Aim of the task: The word "handle" occurs in some lines of the data. Return each such line.

Records for this task:
+-------+

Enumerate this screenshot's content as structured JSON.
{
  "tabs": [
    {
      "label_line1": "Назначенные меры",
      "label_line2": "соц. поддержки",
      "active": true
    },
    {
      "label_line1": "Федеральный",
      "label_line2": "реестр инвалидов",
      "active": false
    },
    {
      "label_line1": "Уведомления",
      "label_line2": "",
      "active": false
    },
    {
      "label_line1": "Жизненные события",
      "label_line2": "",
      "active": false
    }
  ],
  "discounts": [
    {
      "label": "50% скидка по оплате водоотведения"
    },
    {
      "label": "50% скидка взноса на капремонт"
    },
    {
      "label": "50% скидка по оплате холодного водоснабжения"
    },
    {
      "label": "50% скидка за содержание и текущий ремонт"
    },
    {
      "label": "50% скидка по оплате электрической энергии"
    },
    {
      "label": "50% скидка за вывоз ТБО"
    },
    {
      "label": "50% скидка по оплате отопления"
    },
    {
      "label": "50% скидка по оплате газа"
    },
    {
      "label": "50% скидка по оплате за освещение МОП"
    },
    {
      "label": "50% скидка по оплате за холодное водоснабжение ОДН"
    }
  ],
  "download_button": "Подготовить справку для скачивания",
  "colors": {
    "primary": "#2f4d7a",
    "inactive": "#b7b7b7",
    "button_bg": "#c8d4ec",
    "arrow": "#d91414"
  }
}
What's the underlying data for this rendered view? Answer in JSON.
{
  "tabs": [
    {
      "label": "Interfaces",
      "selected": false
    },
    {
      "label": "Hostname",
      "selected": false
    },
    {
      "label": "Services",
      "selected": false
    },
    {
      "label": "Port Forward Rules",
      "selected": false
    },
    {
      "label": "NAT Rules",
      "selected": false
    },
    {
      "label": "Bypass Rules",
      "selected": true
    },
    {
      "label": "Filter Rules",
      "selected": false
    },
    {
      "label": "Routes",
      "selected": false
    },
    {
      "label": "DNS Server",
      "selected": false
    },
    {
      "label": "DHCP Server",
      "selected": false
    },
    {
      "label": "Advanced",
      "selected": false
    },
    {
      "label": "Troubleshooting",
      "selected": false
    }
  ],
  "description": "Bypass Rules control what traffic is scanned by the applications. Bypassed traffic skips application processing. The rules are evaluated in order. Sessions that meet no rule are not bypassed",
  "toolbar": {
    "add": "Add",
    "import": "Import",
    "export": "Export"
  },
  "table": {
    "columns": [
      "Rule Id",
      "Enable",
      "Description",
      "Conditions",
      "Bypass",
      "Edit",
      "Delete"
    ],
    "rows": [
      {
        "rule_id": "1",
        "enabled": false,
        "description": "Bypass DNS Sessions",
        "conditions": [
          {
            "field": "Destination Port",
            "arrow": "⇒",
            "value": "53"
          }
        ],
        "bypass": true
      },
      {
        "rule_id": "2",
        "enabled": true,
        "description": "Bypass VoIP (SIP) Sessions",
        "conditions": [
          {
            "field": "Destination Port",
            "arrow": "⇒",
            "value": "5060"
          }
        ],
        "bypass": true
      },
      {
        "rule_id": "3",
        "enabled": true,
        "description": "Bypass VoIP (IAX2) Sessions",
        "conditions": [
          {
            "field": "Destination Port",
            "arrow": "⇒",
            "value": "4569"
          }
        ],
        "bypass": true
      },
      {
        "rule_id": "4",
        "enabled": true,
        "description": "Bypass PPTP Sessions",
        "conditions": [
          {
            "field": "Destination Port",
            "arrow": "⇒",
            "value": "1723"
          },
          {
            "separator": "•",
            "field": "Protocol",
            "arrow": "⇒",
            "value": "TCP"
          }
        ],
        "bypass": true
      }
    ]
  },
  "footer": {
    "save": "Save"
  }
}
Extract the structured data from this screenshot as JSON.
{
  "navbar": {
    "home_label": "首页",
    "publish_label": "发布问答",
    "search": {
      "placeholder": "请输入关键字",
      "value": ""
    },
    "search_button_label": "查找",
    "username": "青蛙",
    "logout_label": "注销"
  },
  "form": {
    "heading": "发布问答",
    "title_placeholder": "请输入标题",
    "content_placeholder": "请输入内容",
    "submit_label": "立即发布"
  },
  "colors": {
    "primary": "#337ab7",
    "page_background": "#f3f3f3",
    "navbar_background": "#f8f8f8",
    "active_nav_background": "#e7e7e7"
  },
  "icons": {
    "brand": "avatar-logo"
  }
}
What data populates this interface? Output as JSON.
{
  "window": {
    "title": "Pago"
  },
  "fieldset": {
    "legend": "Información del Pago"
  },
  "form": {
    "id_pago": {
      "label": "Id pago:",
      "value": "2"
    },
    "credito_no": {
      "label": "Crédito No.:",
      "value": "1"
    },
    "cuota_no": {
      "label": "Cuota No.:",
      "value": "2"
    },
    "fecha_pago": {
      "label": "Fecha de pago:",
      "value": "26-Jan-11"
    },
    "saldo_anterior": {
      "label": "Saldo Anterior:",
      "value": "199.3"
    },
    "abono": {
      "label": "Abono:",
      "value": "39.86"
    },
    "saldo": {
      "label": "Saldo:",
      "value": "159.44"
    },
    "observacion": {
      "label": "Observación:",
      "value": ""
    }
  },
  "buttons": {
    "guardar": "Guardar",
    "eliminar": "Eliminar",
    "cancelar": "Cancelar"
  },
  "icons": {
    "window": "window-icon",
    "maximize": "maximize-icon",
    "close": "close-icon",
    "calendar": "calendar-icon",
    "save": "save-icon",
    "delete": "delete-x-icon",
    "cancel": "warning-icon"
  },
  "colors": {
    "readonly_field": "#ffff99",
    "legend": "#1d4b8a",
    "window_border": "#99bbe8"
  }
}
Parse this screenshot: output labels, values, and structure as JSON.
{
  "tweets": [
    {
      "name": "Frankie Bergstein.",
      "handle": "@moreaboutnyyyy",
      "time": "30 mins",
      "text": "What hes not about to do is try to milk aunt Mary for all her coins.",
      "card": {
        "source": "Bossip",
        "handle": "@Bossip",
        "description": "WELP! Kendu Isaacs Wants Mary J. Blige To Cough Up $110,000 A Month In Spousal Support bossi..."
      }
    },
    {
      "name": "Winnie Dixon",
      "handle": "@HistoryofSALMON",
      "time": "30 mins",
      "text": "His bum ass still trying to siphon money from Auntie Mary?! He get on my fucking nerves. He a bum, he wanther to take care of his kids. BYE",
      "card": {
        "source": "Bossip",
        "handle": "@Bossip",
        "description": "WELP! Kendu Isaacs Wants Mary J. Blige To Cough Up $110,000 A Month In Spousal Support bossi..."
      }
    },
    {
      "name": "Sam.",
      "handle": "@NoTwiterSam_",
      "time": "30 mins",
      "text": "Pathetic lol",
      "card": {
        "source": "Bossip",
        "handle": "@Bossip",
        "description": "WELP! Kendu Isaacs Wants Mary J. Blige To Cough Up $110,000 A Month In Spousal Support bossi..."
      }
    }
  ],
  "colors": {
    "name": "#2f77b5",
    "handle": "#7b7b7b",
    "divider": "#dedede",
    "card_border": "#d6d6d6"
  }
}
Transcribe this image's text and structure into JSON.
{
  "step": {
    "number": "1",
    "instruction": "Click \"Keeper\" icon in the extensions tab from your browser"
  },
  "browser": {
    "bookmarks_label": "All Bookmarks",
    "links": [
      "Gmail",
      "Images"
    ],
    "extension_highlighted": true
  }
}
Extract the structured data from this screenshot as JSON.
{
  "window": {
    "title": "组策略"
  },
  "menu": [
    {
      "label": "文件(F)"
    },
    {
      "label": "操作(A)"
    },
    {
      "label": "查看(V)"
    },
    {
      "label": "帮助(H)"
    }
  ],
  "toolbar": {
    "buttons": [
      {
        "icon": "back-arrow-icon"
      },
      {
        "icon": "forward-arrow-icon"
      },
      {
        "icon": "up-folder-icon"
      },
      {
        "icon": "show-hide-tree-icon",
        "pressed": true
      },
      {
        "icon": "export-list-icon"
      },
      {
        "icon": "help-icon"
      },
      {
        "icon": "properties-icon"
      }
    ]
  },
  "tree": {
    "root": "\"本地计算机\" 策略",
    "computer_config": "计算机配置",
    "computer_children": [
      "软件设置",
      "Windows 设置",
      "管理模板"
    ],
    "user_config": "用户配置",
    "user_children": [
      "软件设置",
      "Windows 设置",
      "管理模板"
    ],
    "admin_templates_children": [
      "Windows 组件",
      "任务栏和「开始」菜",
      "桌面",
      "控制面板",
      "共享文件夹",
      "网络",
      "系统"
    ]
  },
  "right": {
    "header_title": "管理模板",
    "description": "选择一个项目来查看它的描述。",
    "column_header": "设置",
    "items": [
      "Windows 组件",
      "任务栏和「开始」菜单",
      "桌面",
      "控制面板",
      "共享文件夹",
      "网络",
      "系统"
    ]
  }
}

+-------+

Your solution:
      "handle": "@moreaboutnyyyy",
        "handle": "@Bossip",
      "handle": "@HistoryofSALMON",
        "handle": "@Bossip",
      "handle": "@NoTwiterSam_",
        "handle": "@Bossip",
    "handle": "#7b7b7b",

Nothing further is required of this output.